Methods: Fifty-six individuals with autism and 53 age- and IQ-matched healthy controls performed an intrasaccadic target step task known to elicit saccadic adaptation. In this task, targets are displaced to a new location during saccades, and subjects learn to make saccades to where the target will be displaced rather than to the location of the target that elicited the saccade.
Results: Participants in both groups demonstrated similar rates of saccade adaptation over trials. However, individuals with autism showed a pronounced lateral asymmetry of saccade adaptation. During adaptation, the autism group’s saccades were hypometric to the left hemifield (e.g., closer to displaced target) but hypermetric to the right hemifield. Healthy controls did not show this hemifield difference. Additionally, individuals with autism exhibited greater variability in saccade accuracy across trials, indicating failure of the variability-reducing function of the vermis in saccade control.

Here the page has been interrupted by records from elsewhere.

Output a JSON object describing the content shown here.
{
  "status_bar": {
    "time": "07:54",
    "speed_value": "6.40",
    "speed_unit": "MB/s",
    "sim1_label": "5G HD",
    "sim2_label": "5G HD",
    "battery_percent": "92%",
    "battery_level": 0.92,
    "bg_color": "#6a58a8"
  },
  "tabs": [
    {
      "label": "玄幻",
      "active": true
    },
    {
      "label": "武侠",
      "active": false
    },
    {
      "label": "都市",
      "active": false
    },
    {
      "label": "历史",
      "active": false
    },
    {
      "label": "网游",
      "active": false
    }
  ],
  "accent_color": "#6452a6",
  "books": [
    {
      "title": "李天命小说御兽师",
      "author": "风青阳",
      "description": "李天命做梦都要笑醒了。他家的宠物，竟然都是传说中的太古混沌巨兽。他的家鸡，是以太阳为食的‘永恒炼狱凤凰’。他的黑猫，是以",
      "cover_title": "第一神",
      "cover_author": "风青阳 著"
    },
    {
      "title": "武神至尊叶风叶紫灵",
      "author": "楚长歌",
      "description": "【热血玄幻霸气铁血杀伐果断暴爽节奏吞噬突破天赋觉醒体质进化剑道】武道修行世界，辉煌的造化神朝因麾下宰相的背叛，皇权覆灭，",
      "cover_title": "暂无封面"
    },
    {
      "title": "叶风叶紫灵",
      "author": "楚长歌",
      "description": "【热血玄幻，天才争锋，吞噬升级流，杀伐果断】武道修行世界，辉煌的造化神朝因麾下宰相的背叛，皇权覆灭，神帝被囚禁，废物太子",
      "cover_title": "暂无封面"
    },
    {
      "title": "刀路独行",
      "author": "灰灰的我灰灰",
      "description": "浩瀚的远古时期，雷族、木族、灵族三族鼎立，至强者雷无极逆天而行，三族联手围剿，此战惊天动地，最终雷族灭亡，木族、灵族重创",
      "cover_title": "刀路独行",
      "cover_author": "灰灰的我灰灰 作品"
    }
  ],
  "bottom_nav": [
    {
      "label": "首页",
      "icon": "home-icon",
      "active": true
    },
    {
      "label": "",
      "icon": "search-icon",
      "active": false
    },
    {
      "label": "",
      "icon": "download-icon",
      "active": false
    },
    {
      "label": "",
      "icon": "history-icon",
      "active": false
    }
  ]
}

Conclusions: The alterations in adaptational processes in our autism subjects are similar to those seen in human and animal studies of chronic unilateral cerebellar vermal lesions, and thus indicate a lateralized disturbance of vermal function in autism. Data are consistent with a previous report from our lab (Takarae et al., 2004) suggesting lateralized dysfunction of visual sensorimotor brain systems in autism.